I still get anxious when I get a call for a job despite my so-called years of experience.
I don’t think that ever goes away, nor do I want it to.
When I was at the Riverside newspaper, the Press-Enterprise, I made pictures daily.
I soon realized I didn’t need my boss to tell me how well I did with my pictures.
There was no hiding behind a pseudonym or a fake byline if the picture was badly done.
So having some anxiety before an assignment is a good thing for me.
It makes me try my best each and every time whether it’s a portrait or an important sporting event.
I must have been a boy scout in my youth ( I was) and flight training taught me that flying is a series of corrections and planning.

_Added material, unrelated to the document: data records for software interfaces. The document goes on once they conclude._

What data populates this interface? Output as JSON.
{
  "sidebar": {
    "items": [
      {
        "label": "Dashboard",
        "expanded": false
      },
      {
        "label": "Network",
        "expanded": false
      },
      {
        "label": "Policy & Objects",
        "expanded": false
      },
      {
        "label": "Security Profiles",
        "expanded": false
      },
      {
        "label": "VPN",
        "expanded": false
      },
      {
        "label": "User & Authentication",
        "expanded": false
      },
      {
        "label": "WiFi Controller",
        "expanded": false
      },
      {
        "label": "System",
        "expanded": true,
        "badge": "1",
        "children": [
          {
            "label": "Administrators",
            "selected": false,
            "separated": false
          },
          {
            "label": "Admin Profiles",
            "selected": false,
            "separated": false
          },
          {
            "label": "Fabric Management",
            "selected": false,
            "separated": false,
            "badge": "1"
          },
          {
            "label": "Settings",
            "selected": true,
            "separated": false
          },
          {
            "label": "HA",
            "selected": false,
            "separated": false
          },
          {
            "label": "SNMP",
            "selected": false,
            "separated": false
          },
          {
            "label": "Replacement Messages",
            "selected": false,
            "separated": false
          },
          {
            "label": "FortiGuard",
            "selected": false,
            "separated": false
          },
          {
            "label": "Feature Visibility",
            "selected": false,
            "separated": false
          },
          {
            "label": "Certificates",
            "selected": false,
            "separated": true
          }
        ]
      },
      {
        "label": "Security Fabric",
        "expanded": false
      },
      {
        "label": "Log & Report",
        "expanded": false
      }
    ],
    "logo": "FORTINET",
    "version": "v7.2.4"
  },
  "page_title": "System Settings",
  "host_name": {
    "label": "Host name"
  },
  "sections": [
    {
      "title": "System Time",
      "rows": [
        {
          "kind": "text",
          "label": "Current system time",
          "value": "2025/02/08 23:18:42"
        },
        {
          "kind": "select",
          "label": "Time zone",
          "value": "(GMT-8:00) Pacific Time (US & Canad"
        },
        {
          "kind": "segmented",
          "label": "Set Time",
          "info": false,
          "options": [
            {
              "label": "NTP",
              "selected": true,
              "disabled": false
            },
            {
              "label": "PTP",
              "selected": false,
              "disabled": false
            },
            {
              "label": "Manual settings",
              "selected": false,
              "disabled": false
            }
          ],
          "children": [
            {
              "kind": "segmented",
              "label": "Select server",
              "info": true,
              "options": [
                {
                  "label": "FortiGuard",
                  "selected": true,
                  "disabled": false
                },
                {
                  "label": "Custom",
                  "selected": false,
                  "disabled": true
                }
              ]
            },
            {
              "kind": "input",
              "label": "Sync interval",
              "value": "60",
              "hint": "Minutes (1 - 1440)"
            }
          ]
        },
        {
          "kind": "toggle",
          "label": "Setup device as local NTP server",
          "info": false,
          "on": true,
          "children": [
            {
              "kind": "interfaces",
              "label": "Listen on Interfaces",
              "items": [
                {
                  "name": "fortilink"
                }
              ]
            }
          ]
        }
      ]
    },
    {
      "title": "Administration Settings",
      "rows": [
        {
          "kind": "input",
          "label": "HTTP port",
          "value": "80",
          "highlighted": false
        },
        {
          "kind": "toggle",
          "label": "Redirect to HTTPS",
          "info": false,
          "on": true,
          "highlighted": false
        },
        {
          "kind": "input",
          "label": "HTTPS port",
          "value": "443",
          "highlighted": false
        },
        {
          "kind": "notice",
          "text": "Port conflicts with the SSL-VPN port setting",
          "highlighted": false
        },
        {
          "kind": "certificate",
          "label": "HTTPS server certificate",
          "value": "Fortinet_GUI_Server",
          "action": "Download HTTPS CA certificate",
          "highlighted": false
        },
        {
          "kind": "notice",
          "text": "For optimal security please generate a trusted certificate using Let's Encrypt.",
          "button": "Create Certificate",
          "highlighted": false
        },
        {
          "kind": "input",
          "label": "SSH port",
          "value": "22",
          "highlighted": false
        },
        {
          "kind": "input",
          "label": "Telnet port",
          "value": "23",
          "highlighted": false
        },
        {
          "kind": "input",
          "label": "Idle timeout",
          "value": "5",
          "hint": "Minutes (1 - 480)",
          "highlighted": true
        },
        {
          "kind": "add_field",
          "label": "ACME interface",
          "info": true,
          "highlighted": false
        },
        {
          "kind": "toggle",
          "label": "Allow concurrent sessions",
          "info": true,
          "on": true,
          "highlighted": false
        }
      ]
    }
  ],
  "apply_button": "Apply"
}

To this day, I try to anticipate as much as possible.
I carry 2 camera bodies even if I only use one.
I always have ample supply of memory cards and camera batteries.
The only thing I can’t control in most instances is how much time my subjects allow me and that’s why I practice a lot.
Pictures of live events are typically candids where the photographer is just reacting and documenting what happened instead of staging and directing each shot.
There is hardly any pressure of ‘blowing a shot’ in those situations unlike covering a live sports event for the newspaper.
On the other hand, those very formal pictures that become the hanging portrait on the wall, requires more thought, planning and lighting skill.
Seldom do I have the luxury of a lot of time to do the actual picture-taking like when photographing 5 Riverside County Supervisors.
I set up in a small room right next door to the board room and whenever the supervisors had a moment, they were ushered in and I got 5 mins each of their time.
That’s why I have to know my gear well and my gear has to work.
Gear for events
- 2 camera bodies. 1 body fitted with wide angle lens; the other body with a longer zoom lens
- At least 1 Speedlite
- Optional 2nd Speedlite for lighting small groups
- Optional light stands
Gear for Portraits
- 1 camera body with maybe 2 prime lenses or a 80-200 zoom
- At least 2 Speedlites
- 1 reflector
- 3 lightstands
- Radio or some other method to trigger Speedlites off-camera
- Light modifiers for Speedlites, umbrellas, softboxes
Whenever I can, I practice by shooting on location every chance I get.
Why on-location instead of a studio, you might ask?